(Beginning of Extracted records)
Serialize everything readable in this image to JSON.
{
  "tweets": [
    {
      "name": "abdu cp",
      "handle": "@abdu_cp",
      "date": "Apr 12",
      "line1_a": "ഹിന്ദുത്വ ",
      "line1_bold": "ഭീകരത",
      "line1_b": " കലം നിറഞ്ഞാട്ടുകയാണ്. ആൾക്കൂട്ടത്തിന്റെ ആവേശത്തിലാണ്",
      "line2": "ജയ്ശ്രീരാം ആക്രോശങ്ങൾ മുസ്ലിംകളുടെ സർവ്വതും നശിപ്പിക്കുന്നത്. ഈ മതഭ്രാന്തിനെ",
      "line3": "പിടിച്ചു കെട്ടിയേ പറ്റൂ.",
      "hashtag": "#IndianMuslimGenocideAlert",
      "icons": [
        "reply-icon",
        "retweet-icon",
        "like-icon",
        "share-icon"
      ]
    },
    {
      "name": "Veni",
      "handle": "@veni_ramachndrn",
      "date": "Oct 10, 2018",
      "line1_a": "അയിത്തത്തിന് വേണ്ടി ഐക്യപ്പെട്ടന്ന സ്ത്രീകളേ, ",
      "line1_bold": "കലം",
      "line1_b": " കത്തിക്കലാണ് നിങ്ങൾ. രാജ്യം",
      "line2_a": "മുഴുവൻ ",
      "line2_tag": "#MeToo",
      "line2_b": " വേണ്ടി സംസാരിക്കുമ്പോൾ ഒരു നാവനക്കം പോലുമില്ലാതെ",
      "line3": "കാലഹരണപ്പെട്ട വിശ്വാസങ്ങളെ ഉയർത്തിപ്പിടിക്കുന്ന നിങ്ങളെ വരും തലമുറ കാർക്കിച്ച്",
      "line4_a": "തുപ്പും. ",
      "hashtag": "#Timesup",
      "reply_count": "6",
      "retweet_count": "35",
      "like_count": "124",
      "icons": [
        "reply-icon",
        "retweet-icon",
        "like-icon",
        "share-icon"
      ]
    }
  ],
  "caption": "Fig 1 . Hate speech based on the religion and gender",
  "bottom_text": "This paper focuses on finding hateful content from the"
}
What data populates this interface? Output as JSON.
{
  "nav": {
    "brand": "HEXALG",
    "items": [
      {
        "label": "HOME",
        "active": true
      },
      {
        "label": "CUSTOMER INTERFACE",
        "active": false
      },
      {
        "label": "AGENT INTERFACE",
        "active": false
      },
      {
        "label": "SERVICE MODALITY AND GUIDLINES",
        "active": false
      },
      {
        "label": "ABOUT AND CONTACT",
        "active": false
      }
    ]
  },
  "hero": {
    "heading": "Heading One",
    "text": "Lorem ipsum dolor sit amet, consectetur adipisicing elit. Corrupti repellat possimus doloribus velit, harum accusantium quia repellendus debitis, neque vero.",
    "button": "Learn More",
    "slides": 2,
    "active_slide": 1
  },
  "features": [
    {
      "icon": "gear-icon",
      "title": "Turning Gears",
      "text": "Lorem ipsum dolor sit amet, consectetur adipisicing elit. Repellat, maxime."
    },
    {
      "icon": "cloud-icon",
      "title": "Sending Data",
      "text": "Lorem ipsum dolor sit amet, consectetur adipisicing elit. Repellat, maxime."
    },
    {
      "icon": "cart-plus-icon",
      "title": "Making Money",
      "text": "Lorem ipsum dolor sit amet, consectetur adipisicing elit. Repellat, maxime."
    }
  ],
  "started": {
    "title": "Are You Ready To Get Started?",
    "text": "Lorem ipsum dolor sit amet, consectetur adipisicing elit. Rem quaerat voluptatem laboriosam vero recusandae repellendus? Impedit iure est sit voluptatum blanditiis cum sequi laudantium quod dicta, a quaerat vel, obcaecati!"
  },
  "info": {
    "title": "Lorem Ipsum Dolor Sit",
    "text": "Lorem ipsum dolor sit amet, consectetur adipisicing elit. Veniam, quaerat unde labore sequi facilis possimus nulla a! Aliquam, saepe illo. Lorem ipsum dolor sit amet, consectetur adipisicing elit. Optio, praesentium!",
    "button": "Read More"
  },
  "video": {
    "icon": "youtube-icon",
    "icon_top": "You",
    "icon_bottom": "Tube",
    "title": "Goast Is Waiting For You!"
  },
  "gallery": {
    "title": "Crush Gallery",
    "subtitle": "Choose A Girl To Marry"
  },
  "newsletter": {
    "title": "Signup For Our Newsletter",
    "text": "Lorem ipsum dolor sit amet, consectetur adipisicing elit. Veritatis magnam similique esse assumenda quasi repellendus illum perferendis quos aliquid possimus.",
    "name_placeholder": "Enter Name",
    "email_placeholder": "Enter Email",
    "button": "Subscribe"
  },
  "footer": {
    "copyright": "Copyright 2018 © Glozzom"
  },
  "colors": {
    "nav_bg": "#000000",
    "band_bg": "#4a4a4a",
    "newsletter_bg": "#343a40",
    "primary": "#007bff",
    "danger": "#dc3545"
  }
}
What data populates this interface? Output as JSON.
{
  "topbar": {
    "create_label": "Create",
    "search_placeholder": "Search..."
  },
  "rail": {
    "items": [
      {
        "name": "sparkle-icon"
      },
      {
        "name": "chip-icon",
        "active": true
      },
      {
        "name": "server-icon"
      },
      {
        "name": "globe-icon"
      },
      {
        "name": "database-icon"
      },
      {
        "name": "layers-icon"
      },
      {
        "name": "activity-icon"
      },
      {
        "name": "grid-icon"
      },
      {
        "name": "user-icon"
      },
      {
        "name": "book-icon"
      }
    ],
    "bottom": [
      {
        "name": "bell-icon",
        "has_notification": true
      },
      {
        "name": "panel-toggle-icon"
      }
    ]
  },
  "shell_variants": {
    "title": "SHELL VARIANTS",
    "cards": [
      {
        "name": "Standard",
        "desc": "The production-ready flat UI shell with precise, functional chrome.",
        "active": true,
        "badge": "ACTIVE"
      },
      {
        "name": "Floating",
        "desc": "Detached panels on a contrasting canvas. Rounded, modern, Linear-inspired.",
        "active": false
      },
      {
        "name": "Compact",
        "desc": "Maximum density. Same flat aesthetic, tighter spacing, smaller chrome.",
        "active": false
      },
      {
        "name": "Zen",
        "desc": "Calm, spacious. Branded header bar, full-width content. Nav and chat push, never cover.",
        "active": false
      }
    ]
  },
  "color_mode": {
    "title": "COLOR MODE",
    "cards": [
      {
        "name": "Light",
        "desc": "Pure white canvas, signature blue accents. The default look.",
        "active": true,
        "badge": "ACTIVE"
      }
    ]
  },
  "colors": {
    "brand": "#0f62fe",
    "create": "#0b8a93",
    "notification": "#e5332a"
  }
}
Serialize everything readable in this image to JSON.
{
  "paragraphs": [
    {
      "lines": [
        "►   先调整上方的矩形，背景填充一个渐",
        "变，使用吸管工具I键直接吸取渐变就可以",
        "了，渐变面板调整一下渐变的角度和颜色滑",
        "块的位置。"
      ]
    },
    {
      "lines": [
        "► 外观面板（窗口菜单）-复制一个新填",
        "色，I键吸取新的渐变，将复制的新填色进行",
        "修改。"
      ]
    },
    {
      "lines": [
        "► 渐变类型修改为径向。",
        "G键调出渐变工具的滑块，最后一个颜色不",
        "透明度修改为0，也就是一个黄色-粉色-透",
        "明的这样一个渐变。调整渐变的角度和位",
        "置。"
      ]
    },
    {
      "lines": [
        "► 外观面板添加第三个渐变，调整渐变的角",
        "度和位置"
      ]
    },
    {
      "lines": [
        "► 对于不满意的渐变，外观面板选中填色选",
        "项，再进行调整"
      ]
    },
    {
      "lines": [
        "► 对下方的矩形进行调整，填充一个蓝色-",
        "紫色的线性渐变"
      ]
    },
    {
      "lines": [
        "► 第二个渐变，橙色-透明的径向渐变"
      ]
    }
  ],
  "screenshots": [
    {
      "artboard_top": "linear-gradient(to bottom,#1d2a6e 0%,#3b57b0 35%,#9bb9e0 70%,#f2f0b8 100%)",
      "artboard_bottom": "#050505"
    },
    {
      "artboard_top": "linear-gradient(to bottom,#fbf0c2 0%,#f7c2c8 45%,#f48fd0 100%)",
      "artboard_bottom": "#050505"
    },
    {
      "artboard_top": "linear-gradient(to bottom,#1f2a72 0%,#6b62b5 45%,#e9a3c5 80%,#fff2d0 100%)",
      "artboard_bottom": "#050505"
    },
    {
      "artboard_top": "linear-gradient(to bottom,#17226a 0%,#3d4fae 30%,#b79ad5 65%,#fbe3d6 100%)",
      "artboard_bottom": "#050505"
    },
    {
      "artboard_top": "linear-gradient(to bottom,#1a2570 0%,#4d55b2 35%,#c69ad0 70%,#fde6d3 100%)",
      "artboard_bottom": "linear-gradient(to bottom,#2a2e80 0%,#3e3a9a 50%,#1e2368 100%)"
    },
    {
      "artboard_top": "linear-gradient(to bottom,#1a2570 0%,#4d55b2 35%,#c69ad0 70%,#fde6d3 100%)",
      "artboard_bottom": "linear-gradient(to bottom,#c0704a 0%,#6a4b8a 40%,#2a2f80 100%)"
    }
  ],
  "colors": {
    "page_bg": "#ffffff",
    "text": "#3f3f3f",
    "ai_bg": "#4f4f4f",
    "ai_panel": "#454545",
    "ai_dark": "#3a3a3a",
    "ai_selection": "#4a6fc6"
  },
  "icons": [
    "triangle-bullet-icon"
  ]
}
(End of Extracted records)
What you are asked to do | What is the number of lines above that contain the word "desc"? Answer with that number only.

Task result | 5